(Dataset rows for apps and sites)
┌──
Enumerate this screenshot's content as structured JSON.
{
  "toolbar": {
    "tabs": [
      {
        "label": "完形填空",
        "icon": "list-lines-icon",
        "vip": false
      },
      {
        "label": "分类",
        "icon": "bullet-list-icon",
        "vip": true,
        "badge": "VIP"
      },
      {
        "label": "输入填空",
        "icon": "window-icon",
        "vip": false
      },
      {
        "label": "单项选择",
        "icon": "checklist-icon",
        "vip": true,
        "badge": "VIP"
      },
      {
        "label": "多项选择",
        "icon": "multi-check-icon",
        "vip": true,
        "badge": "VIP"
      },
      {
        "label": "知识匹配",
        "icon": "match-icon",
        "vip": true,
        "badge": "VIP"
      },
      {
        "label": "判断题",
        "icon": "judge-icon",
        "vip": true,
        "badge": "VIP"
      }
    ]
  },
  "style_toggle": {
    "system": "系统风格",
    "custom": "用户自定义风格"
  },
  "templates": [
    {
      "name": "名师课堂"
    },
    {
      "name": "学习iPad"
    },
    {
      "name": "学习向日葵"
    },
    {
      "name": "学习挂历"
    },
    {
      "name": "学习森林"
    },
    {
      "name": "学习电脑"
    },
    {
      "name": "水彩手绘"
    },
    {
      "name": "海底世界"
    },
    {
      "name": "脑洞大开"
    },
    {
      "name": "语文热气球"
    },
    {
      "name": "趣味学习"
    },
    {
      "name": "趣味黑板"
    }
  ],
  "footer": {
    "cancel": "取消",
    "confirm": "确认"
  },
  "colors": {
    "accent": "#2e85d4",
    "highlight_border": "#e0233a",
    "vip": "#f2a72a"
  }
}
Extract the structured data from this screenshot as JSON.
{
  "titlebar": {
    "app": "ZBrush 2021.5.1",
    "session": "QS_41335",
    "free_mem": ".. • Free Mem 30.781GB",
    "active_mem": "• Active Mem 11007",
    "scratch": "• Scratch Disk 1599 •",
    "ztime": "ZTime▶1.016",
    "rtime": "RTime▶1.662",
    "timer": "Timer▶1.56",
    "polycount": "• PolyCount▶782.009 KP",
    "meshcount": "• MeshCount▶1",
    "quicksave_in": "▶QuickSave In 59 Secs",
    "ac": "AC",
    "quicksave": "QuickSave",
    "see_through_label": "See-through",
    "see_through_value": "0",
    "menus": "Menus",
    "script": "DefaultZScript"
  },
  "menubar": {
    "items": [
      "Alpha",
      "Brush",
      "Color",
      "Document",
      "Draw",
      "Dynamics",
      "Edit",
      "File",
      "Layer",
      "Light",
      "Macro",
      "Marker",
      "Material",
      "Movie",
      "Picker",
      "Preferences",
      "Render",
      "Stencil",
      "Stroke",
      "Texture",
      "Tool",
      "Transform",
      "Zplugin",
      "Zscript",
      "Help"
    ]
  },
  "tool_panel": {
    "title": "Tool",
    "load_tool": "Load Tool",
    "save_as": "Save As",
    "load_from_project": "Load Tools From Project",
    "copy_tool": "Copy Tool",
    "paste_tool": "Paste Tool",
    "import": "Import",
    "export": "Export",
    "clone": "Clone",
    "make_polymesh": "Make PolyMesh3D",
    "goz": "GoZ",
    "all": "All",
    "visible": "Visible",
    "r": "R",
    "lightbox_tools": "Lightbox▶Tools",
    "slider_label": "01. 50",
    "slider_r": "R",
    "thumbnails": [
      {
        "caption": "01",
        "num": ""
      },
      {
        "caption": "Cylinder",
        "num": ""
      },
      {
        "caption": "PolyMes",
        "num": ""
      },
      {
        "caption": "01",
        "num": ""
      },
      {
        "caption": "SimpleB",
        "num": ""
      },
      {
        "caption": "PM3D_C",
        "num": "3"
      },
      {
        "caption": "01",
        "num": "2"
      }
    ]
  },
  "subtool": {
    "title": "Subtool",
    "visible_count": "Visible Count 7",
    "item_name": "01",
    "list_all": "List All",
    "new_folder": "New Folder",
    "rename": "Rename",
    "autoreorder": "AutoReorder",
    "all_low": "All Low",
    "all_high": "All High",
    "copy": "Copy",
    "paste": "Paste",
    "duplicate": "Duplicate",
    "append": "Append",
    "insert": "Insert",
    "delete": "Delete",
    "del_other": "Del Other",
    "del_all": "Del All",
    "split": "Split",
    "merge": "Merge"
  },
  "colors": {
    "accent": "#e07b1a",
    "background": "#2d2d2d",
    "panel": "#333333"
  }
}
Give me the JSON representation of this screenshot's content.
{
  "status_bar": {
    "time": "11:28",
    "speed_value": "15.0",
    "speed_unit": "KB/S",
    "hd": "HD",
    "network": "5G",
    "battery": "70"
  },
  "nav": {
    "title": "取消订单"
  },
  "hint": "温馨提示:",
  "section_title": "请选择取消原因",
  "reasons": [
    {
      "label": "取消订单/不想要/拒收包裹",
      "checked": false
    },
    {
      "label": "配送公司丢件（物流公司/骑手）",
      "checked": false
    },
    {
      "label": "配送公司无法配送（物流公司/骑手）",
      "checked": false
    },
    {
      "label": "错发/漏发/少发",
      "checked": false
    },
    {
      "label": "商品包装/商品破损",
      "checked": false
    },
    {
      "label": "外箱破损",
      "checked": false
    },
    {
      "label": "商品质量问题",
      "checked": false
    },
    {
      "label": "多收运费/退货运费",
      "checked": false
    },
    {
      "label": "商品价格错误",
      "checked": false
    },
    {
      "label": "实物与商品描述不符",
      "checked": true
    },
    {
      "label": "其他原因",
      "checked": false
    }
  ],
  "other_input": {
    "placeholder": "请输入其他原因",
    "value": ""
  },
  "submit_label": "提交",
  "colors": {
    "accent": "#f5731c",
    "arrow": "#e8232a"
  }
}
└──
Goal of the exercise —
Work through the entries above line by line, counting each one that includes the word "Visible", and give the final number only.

Result for this exercise —
2